By Jonathan Bernstein
WITH MITT ROMNEY the sole Republican voting to remove the president from office, the Senate fell well short of convicting Donald Trump on two articles of impeachment today.
I agree with my Bloomberg Opinion colleague Noah Feldman that the senators’ speeches, particularly those of Republicans who were voting to acquit him, were important. What the senators said about their votes matters to history, but more important it will matter right now: Trump will hear what the Republicans said and know what he can get away with for the rest of his presidency, whether it’s for a year or five years.
But I mildly disagree with my colleague about what Republicans should have done. Feldman argues, sensibly, that a little hypocrisy would be helpful here, and so the best speeches would simply pretend that Trump didn’t do what he obviously did. The virtue of that approach would be that they wouldn’t have to deal with the president’s arguments that abuse of power is not legitimate grounds for impeachment and removal.
Unfortunately, the evidence of Trump’s behavior as presented in the trial — and the decision by those Republican senators to hear no new evidence — made that approach untenable. The several Republicans who claimed Trump didn’t do what he was accused of doing were in effect choosing him over their own lying eyes.
No, the only responsible avenue available for Republican senators who wanted to acquit on the abuse of power article was more narrow, and only Maine’s Susan Collins came close to it. It was to say that Trump did it; what he did was wrong; abuse of power is certainly grounds for impeachment and removal; but — and here’s the catch — it just didn’t rise to the standard of high crimes and misdemeanors.
This is the only justification for an “acquit” verdict that tells the president that even though the senators didn’t vote to remove him, they still want him to know there are real limits to presidential behavior. It’s the only explanation that defends the constitutional process for removing a president without using it right now.
Collins basically said all that, but unfortunately cited the coming election as a further excuse, which tends to weaken the power of impeachment.

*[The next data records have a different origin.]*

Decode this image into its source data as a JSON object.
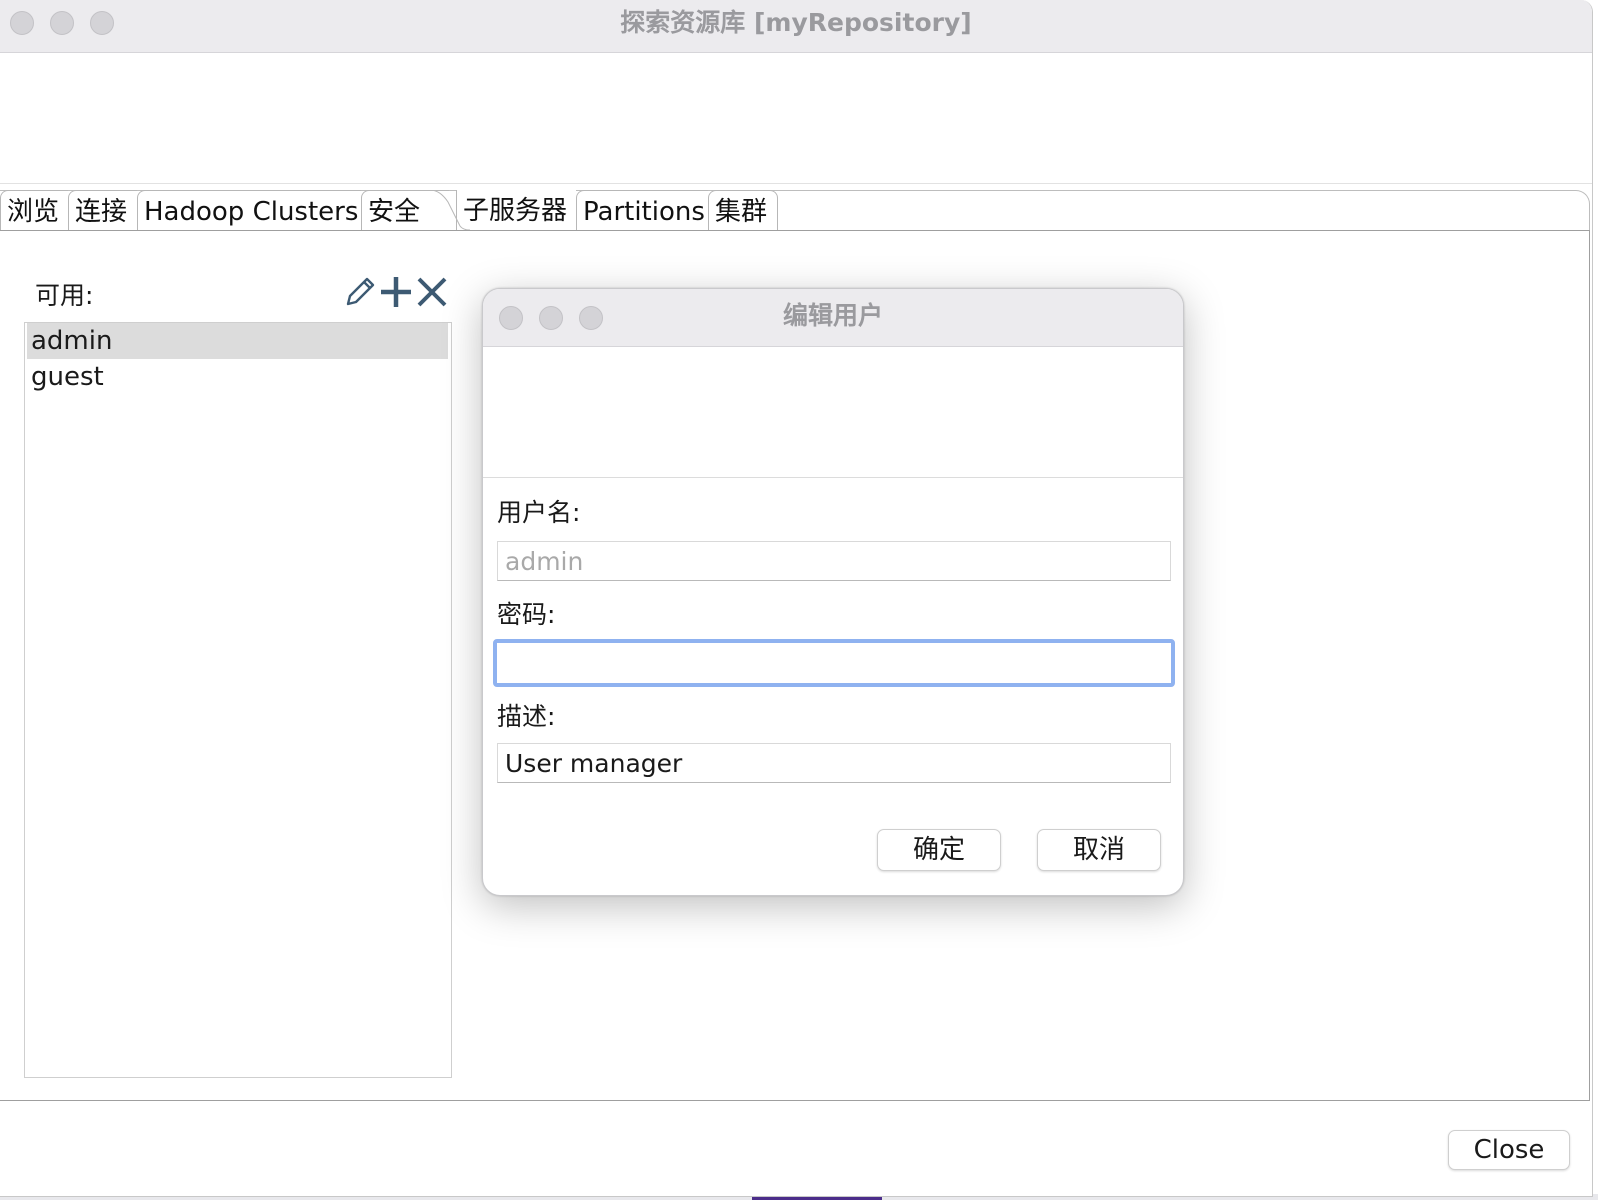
{
  "window": {
    "title": "探索资源库 [myRepository]"
  },
  "tabs": [
    {
      "label": "浏览"
    },
    {
      "label": "连接"
    },
    {
      "label": "Hadoop Clusters"
    },
    {
      "label": "安全"
    },
    {
      "label": "子服务器"
    },
    {
      "label": "Partitions"
    },
    {
      "label": "集群"
    }
  ],
  "active_tab": "安全",
  "security": {
    "available_label": "可用:",
    "users": [
      {
        "name": "admin",
        "selected": true
      },
      {
        "name": "guest",
        "selected": false
      }
    ],
    "icons": [
      "edit-icon",
      "add-icon",
      "delete-icon"
    ]
  },
  "footer": {
    "close_label": "Close"
  },
  "dialog": {
    "title": "编辑用户",
    "username_label": "用户名:",
    "username_value": "admin",
    "password_label": "密码:",
    "password_value": "",
    "description_label": "描述:",
    "description_value": "User manager",
    "ok_label": "确定",
    "cancel_label": "取消"
  },
  "colors": {
    "focus_ring": "#8fb2f0",
    "icon": "#3d5a73",
    "titlebar": "#ecebee"
  }
}
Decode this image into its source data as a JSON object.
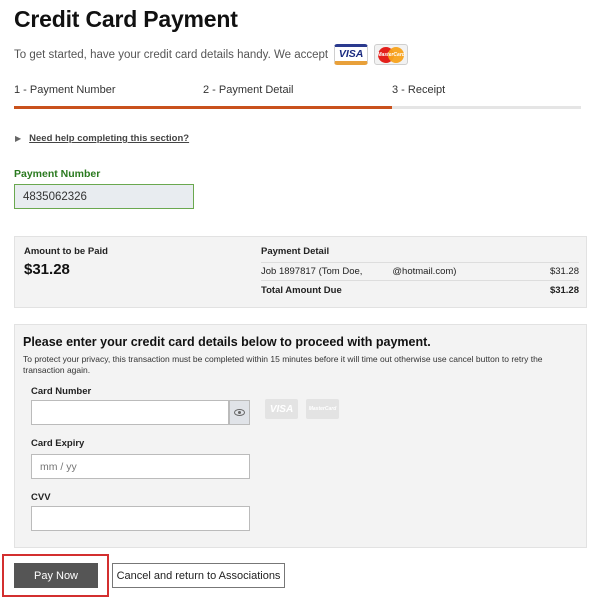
{
  "page": {
    "title": "Credit Card Payment",
    "intro": "To get started, have your credit card details handy. We accept",
    "accepted_cards": {
      "visa": "VISA",
      "mastercard": "MasterCard"
    }
  },
  "steps": [
    {
      "label": "1 - Payment Number",
      "active": true
    },
    {
      "label": "2 - Payment Detail",
      "active": true
    },
    {
      "label": "3 - Receipt",
      "active": false
    }
  ],
  "help": {
    "label": "Need help completing this section?"
  },
  "payment_number": {
    "label": "Payment Number",
    "value": "4835062326"
  },
  "summary": {
    "amount_label": "Amount to be Paid",
    "amount_value": "$31.28",
    "detail_label": "Payment Detail",
    "line_item": {
      "desc_prefix": "Job 1897817 (Tom Doe,",
      "desc_suffix": "@hotmail.com)",
      "amount": "$31.28"
    },
    "total": {
      "label": "Total Amount Due",
      "amount": "$31.28"
    }
  },
  "cc_form": {
    "title": "Please enter your credit card details below to proceed with payment.",
    "note": "To protect your privacy, this transaction must be completed within 15 minutes before it will time out otherwise use cancel button to retry the transaction again.",
    "card_number": {
      "label": "Card Number",
      "value": ""
    },
    "card_expiry": {
      "label": "Card Expiry",
      "placeholder": "mm / yy",
      "value": ""
    },
    "cvv": {
      "label": "CVV",
      "value": ""
    },
    "faded_logos": {
      "visa": "VISA",
      "mastercard": "MasterCard"
    }
  },
  "actions": {
    "pay_now": "Pay Now",
    "cancel": "Cancel and return to Associations"
  },
  "colors": {
    "accent": "#c9511c",
    "label_green": "#2a7a1f",
    "highlight_red": "#d32f2f",
    "pay_button": "#555555"
  }
}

On the whole, the Republican senators’ statements justifying their votes to acquit were all nonsense. We got to hear again — from multiple senators — about the pens House Speaker Nancy Pelosi handed out when signing the resolution sending impeachment to the Senate. We heard again that Representative Adam Schiff at one point paraphrased the president’s words and that the House took depositions in a basement room.

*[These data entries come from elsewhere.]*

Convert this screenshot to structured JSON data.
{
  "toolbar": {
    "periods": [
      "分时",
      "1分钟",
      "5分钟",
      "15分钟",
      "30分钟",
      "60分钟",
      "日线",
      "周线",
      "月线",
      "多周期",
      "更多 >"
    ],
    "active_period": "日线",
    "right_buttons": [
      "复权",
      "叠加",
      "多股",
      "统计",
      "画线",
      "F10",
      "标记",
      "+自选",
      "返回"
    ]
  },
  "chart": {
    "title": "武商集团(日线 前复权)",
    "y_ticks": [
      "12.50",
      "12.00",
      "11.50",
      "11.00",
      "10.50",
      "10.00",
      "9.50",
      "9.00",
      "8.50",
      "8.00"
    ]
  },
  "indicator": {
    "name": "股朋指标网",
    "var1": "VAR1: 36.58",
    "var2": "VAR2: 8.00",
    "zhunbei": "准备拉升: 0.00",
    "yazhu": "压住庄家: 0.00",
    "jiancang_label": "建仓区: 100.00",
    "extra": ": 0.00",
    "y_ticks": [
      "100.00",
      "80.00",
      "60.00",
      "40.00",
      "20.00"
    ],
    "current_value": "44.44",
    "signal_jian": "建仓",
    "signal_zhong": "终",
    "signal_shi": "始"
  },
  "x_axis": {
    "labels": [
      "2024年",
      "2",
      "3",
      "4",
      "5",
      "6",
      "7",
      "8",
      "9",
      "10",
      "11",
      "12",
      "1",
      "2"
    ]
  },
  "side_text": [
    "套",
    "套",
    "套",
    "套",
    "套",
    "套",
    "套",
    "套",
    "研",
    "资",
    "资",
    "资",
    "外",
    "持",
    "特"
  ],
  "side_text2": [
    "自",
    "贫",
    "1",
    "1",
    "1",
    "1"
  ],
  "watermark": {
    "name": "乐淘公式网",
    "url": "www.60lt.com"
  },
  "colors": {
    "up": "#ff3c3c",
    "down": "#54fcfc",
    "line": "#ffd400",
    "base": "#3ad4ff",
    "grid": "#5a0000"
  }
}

Republicans repeatedly told us that impeachment was illegitimate because some Democrats have wanted to impeach the president for a long time, without mentioning that there were real grounds for impeachment during that time. That some Democrats were overly eager to impeach had nothing to do with whether these particular charges (and the president’s overall behavior) meant he should be removed from office.
A handful of Republican senators, including Tennessee’s Lamar Alexander, at least acknowledged that Trump’s behavior was far from “perfect.” Most did not. Some Republicans backed away from the Alan Dershowitz argument that impeachment for abuse of power cannot be legitimate. Most did not. And most of the Republicans who did leaned heavily on the claim that elections are the only way to remove a president.
The impeachment power is weak, but it will be weaker in the wake of how Senate Republicans conducted this trial and how they explained themselves. Does anyone now doubt that Trump will be even more likely to ignore the law (contrary to Collins’s hopes)?
That puts the US Constitution in grave jeopardy. In particular, it puts the integrity of the 2020 election in serious doubt. Even if nothing else happens, it will already tend to undermine the strength of US democracy. Does anyone think Trump will hesitate to seek further foreign interference in the election?
The good news? Mitt Romney’s vote to convict, along with the united Democratic votes, means that it was more than strictly partisan. It at least hints that Trump’s behavior could put his presidency in some danger.
And, of course, nothing is stopping Susan Collins, Lamar Alexander, and every other Republican senator from fighting back against whatever Trump does after the trial ends. They have done that occasionally up to this point — not often enough and not effectively enough, but it has happened. Perhaps they’ll find the ability to do that more often. Perhaps they’ll even be inspired by the example of their party’s 2012 presidential nominee.